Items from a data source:

┌────────

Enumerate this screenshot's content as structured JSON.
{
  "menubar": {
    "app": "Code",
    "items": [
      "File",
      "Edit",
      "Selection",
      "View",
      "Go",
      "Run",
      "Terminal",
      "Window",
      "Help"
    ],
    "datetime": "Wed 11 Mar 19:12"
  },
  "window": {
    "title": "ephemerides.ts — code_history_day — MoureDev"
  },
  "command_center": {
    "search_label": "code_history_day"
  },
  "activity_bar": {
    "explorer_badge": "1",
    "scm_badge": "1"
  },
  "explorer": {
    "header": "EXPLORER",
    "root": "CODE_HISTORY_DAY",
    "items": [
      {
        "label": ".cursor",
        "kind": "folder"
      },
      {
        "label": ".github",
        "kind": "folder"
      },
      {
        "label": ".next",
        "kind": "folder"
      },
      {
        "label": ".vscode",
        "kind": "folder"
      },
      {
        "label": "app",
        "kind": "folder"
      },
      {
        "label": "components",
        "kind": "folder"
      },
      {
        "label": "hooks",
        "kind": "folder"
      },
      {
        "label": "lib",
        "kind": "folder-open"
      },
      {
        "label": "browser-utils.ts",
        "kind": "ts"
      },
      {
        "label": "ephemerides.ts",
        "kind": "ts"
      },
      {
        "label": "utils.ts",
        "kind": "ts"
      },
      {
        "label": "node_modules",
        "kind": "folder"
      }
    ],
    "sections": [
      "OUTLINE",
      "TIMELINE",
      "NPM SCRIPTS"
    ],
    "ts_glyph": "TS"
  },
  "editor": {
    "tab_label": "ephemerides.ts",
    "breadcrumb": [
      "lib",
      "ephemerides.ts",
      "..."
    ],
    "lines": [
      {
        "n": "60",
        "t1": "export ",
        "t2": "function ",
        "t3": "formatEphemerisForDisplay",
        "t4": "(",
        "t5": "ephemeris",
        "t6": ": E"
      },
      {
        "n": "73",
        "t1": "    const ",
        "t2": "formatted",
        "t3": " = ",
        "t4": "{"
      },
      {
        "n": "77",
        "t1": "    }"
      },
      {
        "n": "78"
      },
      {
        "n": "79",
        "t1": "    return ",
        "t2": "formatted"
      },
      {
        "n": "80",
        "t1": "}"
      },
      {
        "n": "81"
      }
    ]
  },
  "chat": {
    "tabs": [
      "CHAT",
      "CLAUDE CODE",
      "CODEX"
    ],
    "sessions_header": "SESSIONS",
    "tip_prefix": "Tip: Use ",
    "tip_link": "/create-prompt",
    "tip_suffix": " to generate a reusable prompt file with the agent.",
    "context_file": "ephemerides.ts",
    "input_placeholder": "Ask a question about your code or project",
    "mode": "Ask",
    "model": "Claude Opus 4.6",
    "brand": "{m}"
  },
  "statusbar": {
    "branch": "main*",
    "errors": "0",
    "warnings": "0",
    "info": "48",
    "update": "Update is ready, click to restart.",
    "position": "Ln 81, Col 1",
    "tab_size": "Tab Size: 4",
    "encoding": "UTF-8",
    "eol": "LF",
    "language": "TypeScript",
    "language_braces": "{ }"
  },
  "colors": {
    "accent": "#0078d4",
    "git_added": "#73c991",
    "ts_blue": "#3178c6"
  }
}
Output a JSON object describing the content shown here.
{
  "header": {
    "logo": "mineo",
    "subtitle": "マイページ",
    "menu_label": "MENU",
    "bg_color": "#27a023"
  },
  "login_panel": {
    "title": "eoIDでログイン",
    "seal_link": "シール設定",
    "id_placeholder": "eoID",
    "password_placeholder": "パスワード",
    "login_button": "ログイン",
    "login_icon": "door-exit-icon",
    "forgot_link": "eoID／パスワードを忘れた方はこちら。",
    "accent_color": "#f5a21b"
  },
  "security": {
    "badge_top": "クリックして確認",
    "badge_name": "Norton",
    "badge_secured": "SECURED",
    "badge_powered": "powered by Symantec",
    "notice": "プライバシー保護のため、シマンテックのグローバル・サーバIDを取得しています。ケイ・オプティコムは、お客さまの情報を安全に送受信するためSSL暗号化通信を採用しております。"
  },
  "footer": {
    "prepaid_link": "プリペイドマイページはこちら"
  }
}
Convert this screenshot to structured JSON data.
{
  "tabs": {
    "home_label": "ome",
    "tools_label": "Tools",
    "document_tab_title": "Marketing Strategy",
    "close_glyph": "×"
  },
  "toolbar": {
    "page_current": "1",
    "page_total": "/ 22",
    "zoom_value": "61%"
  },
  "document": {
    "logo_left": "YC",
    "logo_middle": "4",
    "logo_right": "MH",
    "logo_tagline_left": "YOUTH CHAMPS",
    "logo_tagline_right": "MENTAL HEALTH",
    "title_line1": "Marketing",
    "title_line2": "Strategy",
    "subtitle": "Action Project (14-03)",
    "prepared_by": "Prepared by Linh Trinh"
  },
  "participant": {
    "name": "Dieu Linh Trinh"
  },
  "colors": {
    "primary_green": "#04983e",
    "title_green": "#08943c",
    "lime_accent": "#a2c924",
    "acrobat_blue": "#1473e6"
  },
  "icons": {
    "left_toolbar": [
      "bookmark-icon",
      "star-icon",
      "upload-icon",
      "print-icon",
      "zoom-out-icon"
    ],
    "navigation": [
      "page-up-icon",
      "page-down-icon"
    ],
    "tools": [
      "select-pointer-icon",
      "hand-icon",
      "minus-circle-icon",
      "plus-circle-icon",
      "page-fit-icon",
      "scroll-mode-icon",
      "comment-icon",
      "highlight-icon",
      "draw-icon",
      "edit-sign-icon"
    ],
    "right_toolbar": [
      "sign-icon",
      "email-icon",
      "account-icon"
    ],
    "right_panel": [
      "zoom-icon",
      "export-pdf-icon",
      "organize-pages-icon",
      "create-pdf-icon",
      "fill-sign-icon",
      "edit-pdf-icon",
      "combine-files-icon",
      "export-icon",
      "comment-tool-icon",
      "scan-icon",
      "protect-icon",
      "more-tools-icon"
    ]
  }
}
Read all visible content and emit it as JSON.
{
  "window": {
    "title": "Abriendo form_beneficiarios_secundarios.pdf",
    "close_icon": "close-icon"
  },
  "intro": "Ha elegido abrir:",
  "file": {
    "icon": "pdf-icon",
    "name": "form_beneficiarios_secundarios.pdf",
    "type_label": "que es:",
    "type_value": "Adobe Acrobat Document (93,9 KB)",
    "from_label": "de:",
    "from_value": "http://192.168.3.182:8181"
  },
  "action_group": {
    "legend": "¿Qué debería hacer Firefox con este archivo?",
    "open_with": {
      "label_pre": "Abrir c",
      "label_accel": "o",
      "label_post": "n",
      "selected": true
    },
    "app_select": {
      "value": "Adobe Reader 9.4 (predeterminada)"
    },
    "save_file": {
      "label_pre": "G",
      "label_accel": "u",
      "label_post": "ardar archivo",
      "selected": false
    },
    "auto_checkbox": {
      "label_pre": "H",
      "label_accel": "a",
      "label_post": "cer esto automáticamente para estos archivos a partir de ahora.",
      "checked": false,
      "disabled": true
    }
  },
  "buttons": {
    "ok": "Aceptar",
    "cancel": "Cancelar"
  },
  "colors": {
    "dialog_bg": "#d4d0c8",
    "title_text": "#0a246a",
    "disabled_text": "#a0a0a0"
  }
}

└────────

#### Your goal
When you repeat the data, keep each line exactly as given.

#### Solved exercise
Enumerate this screenshot's content as structured JSON.
{
  "menubar": {
    "app": "Code",
    "items": [
      "File",
      "Edit",
      "Selection",
      "View",
      "Go",
      "Run",
      "Terminal",
      "Window",
      "Help"
    ],
    "datetime": "Wed 11 Mar 19:12"
  },
  "window": {
    "title": "ephemerides.ts — code_history_day — MoureDev"
  },
  "command_center": {
    "search_label": "code_history_day"
  },
  "activity_bar": {
    "explorer_badge": "1",
    "scm_badge": "1"
  },
  "explorer": {
    "header": "EXPLORER",
    "root": "CODE_HISTORY_DAY",
    "items": [
      {
        "label": ".cursor",
        "kind": "folder"
      },
      {
        "label": ".github",
        "kind": "folder"
      },
      {
        "label": ".next",
        "kind": "folder"
      },
      {
        "label": ".vscode",
        "kind": "folder"
      },
      {
        "label": "app",
        "kind": "folder"
      },
      {
        "label": "components",
        "kind": "folder"
      },
      {
        "label": "hooks",
        "kind": "folder"
      },
      {
        "label": "lib",
        "kind": "folder-open"
      },
      {
        "label": "browser-utils.ts",
        "kind": "ts"
      },
      {
        "label": "ephemerides.ts",
        "kind": "ts"
      },
      {
        "label": "utils.ts",
        "kind": "ts"
      },
      {
        "label": "node_modules",
        "kind": "folder"
      }
    ],
    "sections": [
      "OUTLINE",
      "TIMELINE",
      "NPM SCRIPTS"
    ],
    "ts_glyph": "TS"
  },
  "editor": {
    "tab_label": "ephemerides.ts",
    "breadcrumb": [
      "lib",
      "ephemerides.ts",
      "..."
    ],
    "lines": [
      {
        "n": "60",
        "t1": "export ",
        "t2": "function ",
        "t3": "formatEphemerisForDisplay",
        "t4": "(",
        "t5": "ephemeris",
        "t6": ": E"
      },
      {
        "n": "73",
        "t1": "    const ",
        "t2": "formatted",
        "t3": " = ",
        "t4": "{"
      },
      {
        "n": "77",
        "t1": "    }"
      },
      {
        "n": "78"
      },
      {
        "n": "79",
        "t1": "    return ",
        "t2": "formatted"
      },
      {
        "n": "80",
        "t1": "}"
      },
      {
        "n": "81"
      }
    ]
  },
  "chat": {
    "tabs": [
      "CHAT",
      "CLAUDE CODE",
      "CODEX"
    ],
    "sessions_header": "SESSIONS",
    "tip_prefix": "Tip: Use ",
    "tip_link": "/create-prompt",
    "tip_suffix": " to generate a reusable prompt file with the agent.",
    "context_file": "ephemerides.ts",
    "input_placeholder": "Ask a question about your code or project",
    "mode": "Ask",
    "model": "Claude Opus 4.6",
    "brand": "{m}"
  },
  "statusbar": {
    "branch": "main*",
    "errors": "0",
    "warnings": "0",
    "info": "48",
    "update": "Update is ready, click to restart.",
    "position": "Ln 81, Col 1",
    "tab_size": "Tab Size: 4",
    "encoding": "UTF-8",
    "eol": "LF",
    "language": "TypeScript",
    "language_braces": "{ }"
  },
  "colors": {
    "accent": "#0078d4",
    "git_added": "#73c991",
    "ts_blue": "#3178c6"
  }
}
Output a JSON object describing the content shown here.
{
  "header": {
    "logo": "mineo",
    "subtitle": "マイページ",
    "menu_label": "MENU",
    "bg_color": "#27a023"
  },
  "login_panel": {
    "title": "eoIDでログイン",
    "seal_link": "シール設定",
    "id_placeholder": "eoID",
    "password_placeholder": "パスワード",
    "login_button": "ログイン",
    "login_icon": "door-exit-icon",
    "forgot_link": "eoID／パスワードを忘れた方はこちら。",
    "accent_color": "#f5a21b"
  },
  "security": {
    "badge_top": "クリックして確認",
    "badge_name": "Norton",
    "badge_secured": "SECURED",
    "badge_powered": "powered by Symantec",
    "notice": "プライバシー保護のため、シマンテックのグローバル・サーバIDを取得しています。ケイ・オプティコムは、お客さまの情報を安全に送受信するためSSL暗号化通信を採用しております。"
  },
  "footer": {
    "prepaid_link": "プリペイドマイページはこちら"
  }
}
Convert this screenshot to structured JSON data.
{
  "tabs": {
    "home_label": "ome",
    "tools_label": "Tools",
    "document_tab_title": "Marketing Strategy",
    "close_glyph": "×"
  },
  "toolbar": {
    "page_current": "1",
    "page_total": "/ 22",
    "zoom_value": "61%"
  },
  "document": {
    "logo_left": "YC",
    "logo_middle": "4",
    "logo_right": "MH",
    "logo_tagline_left": "YOUTH CHAMPS",
    "logo_tagline_right": "MENTAL HEALTH",
    "title_line1": "Marketing",
    "title_line2": "Strategy",
    "subtitle": "Action Project (14-03)",
    "prepared_by": "Prepared by Linh Trinh"
  },
  "participant": {
    "name": "Dieu Linh Trinh"
  },
  "colors": {
    "primary_green": "#04983e",
    "title_green": "#08943c",
    "lime_accent": "#a2c924",
    "acrobat_blue": "#1473e6"
  },
  "icons": {
    "left_toolbar": [
      "bookmark-icon",
      "star-icon",
      "upload-icon",
      "print-icon",
      "zoom-out-icon"
    ],
    "navigation": [
      "page-up-icon",
      "page-down-icon"
    ],
    "tools": [
      "select-pointer-icon",
      "hand-icon",
      "minus-circle-icon",
      "plus-circle-icon",
      "page-fit-icon",
      "scroll-mode-icon",
      "comment-icon",
      "highlight-icon",
      "draw-icon",
      "edit-sign-icon"
    ],
    "right_toolbar": [
      "sign-icon",
      "email-icon",
      "account-icon"
    ],
    "right_panel": [
      "zoom-icon",
      "export-pdf-icon",
      "organize-pages-icon",
      "create-pdf-icon",
      "fill-sign-icon",
      "edit-pdf-icon",
      "combine-files-icon",
      "export-icon",
      "comment-tool-icon",
      "scan-icon",
      "protect-icon",
      "more-tools-icon"
    ]
  }
}
Read all visible content and emit it as JSON.
{
  "window": {
    "title": "Abriendo form_beneficiarios_secundarios.pdf",
    "close_icon": "close-icon"
  },
  "intro": "Ha elegido abrir:",
  "file": {
    "icon": "pdf-icon",
    "name": "form_beneficiarios_secundarios.pdf",
    "type_label": "que es:",
    "type_value": "Adobe Acrobat Document (93,9 KB)",
    "from_label": "de:",
    "from_value": "http://192.168.3.182:8181"
  },
  "action_group": {
    "legend": "¿Qué debería hacer Firefox con este archivo?",
    "open_with": {
      "label_pre": "Abrir c",
      "label_accel": "o",
      "label_post": "n",
      "selected": true
    },
    "app_select": {
      "value": "Adobe Reader 9.4 (predeterminada)"
    },
    "save_file": {
      "label_pre": "G",
      "label_accel": "u",
      "label_post": "ardar archivo",
      "selected": false
    },
    "auto_checkbox": {
      "label_pre": "H",
      "label_accel": "a",
      "label_post": "cer esto automáticamente para estos archivos a partir de ahora.",
      "checked": false,
      "disabled": true
    }
  },
  "buttons": {
    "ok": "Aceptar",
    "cancel": "Cancelar"
  },
  "colors": {
    "dialog_bg": "#d4d0c8",
    "title_text": "#0a246a",
    "disabled_text": "#a0a0a0"
  }
}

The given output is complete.